Element data from apps and pages
■ ■ ■ ■

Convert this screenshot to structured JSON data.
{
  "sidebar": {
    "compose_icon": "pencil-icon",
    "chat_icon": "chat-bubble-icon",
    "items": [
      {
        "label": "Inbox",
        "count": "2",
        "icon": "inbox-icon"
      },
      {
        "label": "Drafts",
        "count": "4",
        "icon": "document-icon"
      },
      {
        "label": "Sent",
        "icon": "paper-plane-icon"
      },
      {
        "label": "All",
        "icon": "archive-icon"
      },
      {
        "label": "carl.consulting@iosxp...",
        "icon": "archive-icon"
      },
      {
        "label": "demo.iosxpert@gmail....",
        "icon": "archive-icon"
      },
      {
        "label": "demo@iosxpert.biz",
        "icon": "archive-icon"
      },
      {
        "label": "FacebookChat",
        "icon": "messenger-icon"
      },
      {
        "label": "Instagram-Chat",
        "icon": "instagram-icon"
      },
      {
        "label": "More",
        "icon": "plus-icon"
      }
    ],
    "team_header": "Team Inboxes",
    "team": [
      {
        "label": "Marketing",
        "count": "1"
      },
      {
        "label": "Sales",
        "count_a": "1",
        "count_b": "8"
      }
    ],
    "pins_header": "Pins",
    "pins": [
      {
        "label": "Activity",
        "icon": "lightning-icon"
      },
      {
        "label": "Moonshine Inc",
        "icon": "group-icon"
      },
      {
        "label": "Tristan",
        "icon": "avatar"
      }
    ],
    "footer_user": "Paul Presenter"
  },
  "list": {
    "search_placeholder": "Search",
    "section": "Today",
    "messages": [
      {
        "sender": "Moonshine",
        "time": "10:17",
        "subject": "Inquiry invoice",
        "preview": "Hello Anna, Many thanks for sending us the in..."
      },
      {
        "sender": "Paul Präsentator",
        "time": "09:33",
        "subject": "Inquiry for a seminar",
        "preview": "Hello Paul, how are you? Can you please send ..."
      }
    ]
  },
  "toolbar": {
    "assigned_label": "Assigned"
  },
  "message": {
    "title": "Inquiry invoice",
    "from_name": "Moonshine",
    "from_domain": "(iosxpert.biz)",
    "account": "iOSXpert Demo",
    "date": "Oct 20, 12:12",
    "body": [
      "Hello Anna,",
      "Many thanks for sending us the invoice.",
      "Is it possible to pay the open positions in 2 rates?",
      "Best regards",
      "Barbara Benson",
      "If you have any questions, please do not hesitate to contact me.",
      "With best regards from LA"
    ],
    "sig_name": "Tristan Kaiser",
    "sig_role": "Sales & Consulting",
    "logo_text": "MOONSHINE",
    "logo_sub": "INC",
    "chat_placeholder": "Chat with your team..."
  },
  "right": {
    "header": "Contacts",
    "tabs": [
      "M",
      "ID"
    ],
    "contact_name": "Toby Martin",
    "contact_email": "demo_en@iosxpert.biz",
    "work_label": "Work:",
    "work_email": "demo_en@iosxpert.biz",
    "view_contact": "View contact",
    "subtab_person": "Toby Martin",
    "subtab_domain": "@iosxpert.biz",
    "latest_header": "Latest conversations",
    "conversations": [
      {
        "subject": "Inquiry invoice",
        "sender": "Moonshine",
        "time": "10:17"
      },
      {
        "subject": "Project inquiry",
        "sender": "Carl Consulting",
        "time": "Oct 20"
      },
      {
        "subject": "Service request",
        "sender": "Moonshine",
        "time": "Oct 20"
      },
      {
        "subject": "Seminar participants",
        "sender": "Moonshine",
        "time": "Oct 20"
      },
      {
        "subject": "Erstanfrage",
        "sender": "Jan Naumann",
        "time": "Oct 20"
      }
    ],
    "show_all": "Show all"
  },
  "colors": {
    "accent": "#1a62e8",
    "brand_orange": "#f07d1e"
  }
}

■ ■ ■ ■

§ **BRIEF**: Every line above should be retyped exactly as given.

§ **RESPONSE FOR THIS EXERCISE**:
Convert this screenshot to structured JSON data.
{
  "sidebar": {
    "compose_icon": "pencil-icon",
    "chat_icon": "chat-bubble-icon",
    "items": [
      {
        "label": "Inbox",
        "count": "2",
        "icon": "inbox-icon"
      },
      {
        "label": "Drafts",
        "count": "4",
        "icon": "document-icon"
      },
      {
        "label": "Sent",
        "icon": "paper-plane-icon"
      },
      {
        "label": "All",
        "icon": "archive-icon"
      },
      {
        "label": "carl.consulting@iosxp...",
        "icon": "archive-icon"
      },
      {
        "label": "demo.iosxpert@gmail....",
        "icon": "archive-icon"
      },
      {
        "label": "demo@iosxpert.biz",
        "icon": "archive-icon"
      },
      {
        "label": "FacebookChat",
        "icon": "messenger-icon"
      },
      {
        "label": "Instagram-Chat",
        "icon": "instagram-icon"
      },
      {
        "label": "More",
        "icon": "plus-icon"
      }
    ],
    "team_header": "Team Inboxes",
    "team": [
      {
        "label": "Marketing",
        "count": "1"
      },
      {
        "label": "Sales",
        "count_a": "1",
        "count_b": "8"
      }
    ],
    "pins_header": "Pins",
    "pins": [
      {
        "label": "Activity",
        "icon": "lightning-icon"
      },
      {
        "label": "Moonshine Inc",
        "icon": "group-icon"
      },
      {
        "label": "Tristan",
        "icon": "avatar"
      }
    ],
    "footer_user": "Paul Presenter"
  },
  "list": {
    "search_placeholder": "Search",
    "section": "Today",
    "messages": [
      {
        "sender": "Moonshine",
        "time": "10:17",
        "subject": "Inquiry invoice",
        "preview": "Hello Anna, Many thanks for sending us the in..."
      },
      {
        "sender": "Paul Präsentator",
        "time": "09:33",
        "subject": "Inquiry for a seminar",
        "preview": "Hello Paul, how are you? Can you please send ..."
      }
    ]
  },
  "toolbar": {
    "assigned_label": "Assigned"
  },
  "message": {
    "title": "Inquiry invoice",
    "from_name": "Moonshine",
    "from_domain": "(iosxpert.biz)",
    "account": "iOSXpert Demo",
    "date": "Oct 20, 12:12",
    "body": [
      "Hello Anna,",
      "Many thanks for sending us the invoice.",
      "Is it possible to pay the open positions in 2 rates?",
      "Best regards",
      "Barbara Benson",
      "If you have any questions, please do not hesitate to contact me.",
      "With best regards from LA"
    ],
    "sig_name": "Tristan Kaiser",
    "sig_role": "Sales & Consulting",
    "logo_text": "MOONSHINE",
    "logo_sub": "INC",
    "chat_placeholder": "Chat with your team..."
  },
  "right": {
    "header": "Contacts",
    "tabs": [
      "M",
      "ID"
    ],
    "contact_name": "Toby Martin",
    "contact_email": "demo_en@iosxpert.biz",
    "work_label": "Work:",
    "work_email": "demo_en@iosxpert.biz",
    "view_contact": "View contact",
    "subtab_person": "Toby Martin",
    "subtab_domain": "@iosxpert.biz",
    "latest_header": "Latest conversations",
    "conversations": [
      {
        "subject": "Inquiry invoice",
        "sender": "Moonshine",
        "time": "10:17"
      },
      {
        "subject": "Project inquiry",
        "sender": "Carl Consulting",
        "time": "Oct 20"
      },
      {
        "subject": "Service request",
        "sender": "Moonshine",
        "time": "Oct 20"
      },
      {
        "subject": "Seminar participants",
        "sender": "Moonshine",
        "time": "Oct 20"
      },
      {
        "subject": "Erstanfrage",
        "sender": "Jan Naumann",
        "time": "Oct 20"
      }
    ],
    "show_all": "Show all"
  },
  "colors": {
    "accent": "#1a62e8",
    "brand_orange": "#f07d1e"
  }
}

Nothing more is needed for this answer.